In the second sub-study we systematized research knowledge about lesbian women’s experiences with healthcare providers in the birthing context. Thirteen qualitative studies including 240 lesbian women were identified by a systematic review. Noblit and Hare’s meta-ethnography was used for analysis. The women described issues related to covert or overt homophobia where bad or strange staff behaviour occurred in a subtle manner, creating feelings of discomfort or uneasiness that was difficult to interpret. Confidence was created when staff presented knowledge and support, and although they expressed a desire to be treated as “any other woman” in labour, they welcomed encounters with staff showing a little explicit acknowledgement of their particular family situation.
In the third sub-study, we explored co-mothers experiences with healthcare providers in the maternity care services. Qualitative interviews from a convenience sample of eleven co-mothers were analysed with systematic text condensation. Analysis showed that ordinary tokens of recognition and well-chosen words could create feelings of being included, while lesbian self-confidence played a major role in awkward encounters. Being neither father nor biological mother could bring forward identity challenges for co-mothers. Being a woman was helpful to understand and find their role in the maternity care context, but they had to find other ways of mothering than if they had given birth themselves. Co-mothers addressed themselves with different terms and perceived some concepts as unnatural or excluding. Parental identity was defined by their relation to baby, and the term “co-mother” was perceived as a bureaucratic concept.

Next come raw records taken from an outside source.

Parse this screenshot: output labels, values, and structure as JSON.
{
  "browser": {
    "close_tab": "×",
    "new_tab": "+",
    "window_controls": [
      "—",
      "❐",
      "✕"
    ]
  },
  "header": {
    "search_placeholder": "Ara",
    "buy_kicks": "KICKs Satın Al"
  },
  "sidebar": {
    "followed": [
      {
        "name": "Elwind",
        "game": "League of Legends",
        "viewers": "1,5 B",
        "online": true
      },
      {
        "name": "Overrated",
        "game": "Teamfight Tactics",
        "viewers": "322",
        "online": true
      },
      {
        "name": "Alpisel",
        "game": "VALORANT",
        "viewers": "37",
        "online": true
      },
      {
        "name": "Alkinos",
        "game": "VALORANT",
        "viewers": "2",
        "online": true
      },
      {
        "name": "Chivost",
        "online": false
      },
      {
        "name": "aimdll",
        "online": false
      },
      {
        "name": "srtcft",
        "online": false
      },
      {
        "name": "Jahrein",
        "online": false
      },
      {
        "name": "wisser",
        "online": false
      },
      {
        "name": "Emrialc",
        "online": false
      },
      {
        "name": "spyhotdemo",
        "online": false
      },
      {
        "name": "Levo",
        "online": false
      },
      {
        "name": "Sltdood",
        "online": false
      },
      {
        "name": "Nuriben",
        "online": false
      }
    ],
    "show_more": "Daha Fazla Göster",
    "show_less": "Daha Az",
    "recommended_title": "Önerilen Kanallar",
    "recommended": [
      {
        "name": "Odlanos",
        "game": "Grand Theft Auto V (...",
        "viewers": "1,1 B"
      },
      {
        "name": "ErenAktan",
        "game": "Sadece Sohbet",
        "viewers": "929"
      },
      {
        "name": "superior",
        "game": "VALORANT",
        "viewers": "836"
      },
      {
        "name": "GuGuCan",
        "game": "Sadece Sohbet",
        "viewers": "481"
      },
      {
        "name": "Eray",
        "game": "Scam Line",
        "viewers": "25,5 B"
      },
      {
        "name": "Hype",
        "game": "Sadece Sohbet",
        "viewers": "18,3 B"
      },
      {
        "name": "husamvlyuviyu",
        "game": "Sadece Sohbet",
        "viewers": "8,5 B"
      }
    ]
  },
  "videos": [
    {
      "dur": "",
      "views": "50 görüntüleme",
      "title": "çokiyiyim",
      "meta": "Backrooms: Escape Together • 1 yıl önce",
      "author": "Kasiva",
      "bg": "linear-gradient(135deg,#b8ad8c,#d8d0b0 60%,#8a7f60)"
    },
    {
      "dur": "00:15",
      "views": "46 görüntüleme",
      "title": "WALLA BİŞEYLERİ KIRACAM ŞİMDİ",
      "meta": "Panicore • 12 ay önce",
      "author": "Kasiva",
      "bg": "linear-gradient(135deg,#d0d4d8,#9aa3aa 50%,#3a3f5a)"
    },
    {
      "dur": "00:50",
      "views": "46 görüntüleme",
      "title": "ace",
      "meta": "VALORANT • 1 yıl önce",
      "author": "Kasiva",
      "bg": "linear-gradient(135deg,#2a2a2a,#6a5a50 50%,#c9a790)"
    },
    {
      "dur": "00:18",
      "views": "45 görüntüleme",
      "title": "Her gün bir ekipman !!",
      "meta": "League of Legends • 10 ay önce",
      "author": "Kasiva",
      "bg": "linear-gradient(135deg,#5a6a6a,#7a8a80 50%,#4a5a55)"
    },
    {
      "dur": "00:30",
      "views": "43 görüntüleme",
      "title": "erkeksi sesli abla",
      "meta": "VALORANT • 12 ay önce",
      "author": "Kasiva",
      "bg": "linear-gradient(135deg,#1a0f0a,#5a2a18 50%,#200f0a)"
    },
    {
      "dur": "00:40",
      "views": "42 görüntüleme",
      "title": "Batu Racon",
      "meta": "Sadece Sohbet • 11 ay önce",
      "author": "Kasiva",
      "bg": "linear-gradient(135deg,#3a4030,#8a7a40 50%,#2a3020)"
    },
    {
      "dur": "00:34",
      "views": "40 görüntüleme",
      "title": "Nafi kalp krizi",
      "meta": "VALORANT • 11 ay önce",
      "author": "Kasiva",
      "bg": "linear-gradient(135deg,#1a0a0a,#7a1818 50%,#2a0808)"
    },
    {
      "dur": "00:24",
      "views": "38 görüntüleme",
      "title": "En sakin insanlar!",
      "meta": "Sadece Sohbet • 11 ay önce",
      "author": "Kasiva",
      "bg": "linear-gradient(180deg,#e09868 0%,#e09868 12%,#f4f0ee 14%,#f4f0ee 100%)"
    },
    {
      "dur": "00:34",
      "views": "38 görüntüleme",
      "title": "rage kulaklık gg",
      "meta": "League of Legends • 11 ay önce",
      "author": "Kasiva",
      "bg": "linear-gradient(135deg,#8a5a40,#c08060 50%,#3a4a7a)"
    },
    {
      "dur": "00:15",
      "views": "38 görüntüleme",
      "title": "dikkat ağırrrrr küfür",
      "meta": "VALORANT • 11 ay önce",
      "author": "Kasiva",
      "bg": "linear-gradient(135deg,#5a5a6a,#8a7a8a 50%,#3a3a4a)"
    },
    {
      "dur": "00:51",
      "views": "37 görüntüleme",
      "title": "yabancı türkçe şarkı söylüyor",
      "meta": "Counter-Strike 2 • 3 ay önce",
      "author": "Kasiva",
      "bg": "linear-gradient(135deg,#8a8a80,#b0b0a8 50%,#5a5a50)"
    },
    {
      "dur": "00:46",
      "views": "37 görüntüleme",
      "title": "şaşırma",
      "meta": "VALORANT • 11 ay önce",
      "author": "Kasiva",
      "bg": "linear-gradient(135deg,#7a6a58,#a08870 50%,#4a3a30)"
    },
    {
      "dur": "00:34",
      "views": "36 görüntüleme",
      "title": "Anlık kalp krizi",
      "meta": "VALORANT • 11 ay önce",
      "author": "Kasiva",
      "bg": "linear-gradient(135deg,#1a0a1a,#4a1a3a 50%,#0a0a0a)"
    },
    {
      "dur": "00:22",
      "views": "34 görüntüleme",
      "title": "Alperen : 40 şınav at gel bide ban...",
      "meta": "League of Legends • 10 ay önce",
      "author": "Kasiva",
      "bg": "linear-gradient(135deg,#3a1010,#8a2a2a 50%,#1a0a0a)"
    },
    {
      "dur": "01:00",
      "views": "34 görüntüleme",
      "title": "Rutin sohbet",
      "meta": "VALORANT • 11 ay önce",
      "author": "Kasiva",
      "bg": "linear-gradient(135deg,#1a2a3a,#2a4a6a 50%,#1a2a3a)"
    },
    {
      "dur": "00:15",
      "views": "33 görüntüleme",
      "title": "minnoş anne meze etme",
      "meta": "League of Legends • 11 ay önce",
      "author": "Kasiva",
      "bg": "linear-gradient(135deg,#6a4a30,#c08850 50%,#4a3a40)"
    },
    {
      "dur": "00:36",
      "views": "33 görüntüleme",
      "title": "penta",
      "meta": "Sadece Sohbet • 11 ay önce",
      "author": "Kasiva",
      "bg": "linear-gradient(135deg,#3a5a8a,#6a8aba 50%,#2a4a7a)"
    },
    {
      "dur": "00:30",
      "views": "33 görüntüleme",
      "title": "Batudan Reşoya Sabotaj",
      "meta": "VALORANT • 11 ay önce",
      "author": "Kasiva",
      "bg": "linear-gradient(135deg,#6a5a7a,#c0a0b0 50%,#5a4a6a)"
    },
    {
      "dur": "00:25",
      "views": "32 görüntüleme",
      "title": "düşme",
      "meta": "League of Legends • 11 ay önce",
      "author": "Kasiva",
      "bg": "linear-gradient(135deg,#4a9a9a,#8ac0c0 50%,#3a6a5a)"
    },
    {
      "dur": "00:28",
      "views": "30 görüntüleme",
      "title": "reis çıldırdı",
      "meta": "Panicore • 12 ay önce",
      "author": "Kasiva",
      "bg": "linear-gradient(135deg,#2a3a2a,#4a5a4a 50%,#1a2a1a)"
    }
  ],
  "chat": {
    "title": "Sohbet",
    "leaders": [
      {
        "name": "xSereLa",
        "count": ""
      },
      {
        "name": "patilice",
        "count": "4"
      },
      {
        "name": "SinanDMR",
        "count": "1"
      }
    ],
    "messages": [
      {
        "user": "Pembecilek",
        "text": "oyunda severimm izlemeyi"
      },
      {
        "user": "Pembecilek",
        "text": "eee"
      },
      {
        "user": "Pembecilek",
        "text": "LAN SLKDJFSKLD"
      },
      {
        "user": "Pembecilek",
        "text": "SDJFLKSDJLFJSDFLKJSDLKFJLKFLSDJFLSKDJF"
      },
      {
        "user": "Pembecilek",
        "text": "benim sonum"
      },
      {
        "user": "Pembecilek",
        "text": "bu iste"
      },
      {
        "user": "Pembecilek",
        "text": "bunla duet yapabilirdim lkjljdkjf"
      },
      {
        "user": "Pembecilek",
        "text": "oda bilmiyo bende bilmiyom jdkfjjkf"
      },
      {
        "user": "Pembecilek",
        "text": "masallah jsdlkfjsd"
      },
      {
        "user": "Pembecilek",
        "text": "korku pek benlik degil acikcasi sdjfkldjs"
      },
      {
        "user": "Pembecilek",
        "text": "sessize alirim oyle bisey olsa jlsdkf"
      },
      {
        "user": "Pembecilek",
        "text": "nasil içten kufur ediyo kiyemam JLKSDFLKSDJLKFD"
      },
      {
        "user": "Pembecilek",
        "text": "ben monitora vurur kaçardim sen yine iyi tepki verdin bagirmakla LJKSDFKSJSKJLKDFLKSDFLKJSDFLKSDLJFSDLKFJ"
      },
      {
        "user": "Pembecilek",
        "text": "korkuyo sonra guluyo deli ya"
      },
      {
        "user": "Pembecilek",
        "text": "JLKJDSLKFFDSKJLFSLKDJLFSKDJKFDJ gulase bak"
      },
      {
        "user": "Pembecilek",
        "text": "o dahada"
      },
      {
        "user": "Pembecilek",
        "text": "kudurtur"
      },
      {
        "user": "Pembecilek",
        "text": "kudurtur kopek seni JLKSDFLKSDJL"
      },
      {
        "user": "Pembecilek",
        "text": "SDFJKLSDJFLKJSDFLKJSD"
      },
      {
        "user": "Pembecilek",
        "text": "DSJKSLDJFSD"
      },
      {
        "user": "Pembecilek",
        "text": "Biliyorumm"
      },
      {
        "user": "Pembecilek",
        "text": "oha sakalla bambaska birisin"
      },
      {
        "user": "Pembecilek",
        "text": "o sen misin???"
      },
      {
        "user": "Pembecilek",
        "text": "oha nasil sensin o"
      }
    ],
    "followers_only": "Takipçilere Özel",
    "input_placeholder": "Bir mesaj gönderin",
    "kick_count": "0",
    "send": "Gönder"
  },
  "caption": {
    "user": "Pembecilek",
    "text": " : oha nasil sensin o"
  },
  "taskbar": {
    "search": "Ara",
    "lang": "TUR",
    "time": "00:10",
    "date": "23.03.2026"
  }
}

My thesis indicates the close relationship between disclosure, visibility and recognition for lesbian couples encountering maternity care, demonstrating in concrete detail the links between being seen and feeling recognized. The presence of lesbian couples may challenge conventional heteronormative ideas of motherhood and family practices within and without the maternity ward. Challenges related to naming and identity demonstrates heteronormative assumptions and a subsequent need to adapt and adjust language and terms for all parts involved. Because they are women, co-mothers are provided with a first-hand understanding of pregnancy and labour. At the same time, their presence adds a “queer touch” to the maternity care context by challenging traditional notions of femininity and masculinity. Finally, my analysis reveals how encounters with maternity care staffs are moral encounters where staff’s attitudes related to sexual orientation may influence responsible conduct. Awareness of the connections between moral perception and moral performance may enhance professional conduct in the specific context of intimate citizenship for lesbian couples in maternity care.